* [YOUR OBJECTIVE]:
Give back the whole listing below exactly.

* [PROVIDED INFORMATION]:

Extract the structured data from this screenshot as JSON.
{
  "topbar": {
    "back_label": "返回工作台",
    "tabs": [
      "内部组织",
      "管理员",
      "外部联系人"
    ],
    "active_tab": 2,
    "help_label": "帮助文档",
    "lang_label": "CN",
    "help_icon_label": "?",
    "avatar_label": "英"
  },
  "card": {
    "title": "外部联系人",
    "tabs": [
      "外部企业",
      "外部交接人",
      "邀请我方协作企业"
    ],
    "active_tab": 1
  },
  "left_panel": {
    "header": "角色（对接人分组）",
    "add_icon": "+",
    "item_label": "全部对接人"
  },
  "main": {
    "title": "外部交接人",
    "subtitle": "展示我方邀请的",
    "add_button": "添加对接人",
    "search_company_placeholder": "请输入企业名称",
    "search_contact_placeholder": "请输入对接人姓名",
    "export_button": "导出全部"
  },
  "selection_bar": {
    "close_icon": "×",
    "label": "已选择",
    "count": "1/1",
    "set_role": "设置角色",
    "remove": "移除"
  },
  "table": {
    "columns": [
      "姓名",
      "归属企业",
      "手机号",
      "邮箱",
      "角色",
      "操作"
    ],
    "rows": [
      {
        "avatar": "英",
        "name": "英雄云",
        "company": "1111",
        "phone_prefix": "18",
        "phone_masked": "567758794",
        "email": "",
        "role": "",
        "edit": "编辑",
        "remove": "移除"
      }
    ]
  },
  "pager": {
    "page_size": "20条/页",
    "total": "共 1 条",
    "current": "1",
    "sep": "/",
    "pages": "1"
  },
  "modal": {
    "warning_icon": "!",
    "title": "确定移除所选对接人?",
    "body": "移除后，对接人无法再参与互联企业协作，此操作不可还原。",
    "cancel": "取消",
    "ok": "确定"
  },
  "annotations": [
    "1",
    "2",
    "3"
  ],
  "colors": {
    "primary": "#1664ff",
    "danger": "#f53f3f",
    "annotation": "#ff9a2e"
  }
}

* [TASK RESULT]:
Extract the structured data from this screenshot as JSON.
{
  "topbar": {
    "back_label": "返回工作台",
    "tabs": [
      "内部组织",
      "管理员",
      "外部联系人"
    ],
    "active_tab": 2,
    "help_label": "帮助文档",
    "lang_label": "CN",
    "help_icon_label": "?",
    "avatar_label": "英"
  },
  "card": {
    "title": "外部联系人",
    "tabs": [
      "外部企业",
      "外部交接人",
      "邀请我方协作企业"
    ],
    "active_tab": 1
  },
  "left_panel": {
    "header": "角色（对接人分组）",
    "add_icon": "+",
    "item_label": "全部对接人"
  },
  "main": {
    "title": "外部交接人",
    "subtitle": "展示我方邀请的",
    "add_button": "添加对接人",
    "search_company_placeholder": "请输入企业名称",
    "search_contact_placeholder": "请输入对接人姓名",
    "export_button": "导出全部"
  },
  "selection_bar": {
    "close_icon": "×",
    "label": "已选择",
    "count": "1/1",
    "set_role": "设置角色",
    "remove": "移除"
  },
  "table": {
    "columns": [
      "姓名",
      "归属企业",
      "手机号",
      "邮箱",
      "角色",
      "操作"
    ],
    "rows": [
      {
        "avatar": "英",
        "name": "英雄云",
        "company": "1111",
        "phone_prefix": "18",
        "phone_masked": "567758794",
        "email": "",
        "role": "",
        "edit": "编辑",
        "remove": "移除"
      }
    ]
  },
  "pager": {
    "page_size": "20条/页",
    "total": "共 1 条",
    "current": "1",
    "sep": "/",
    "pages": "1"
  },
  "modal": {
    "warning_icon": "!",
    "title": "确定移除所选对接人?",
    "body": "移除后，对接人无法再参与互联企业协作，此操作不可还原。",
    "cancel": "取消",
    "ok": "确定"
  },
  "annotations": [
    "1",
    "2",
    "3"
  ],
  "colors": {
    "primary": "#1664ff",
    "danger": "#f53f3f",
    "annotation": "#ff9a2e"
  }
}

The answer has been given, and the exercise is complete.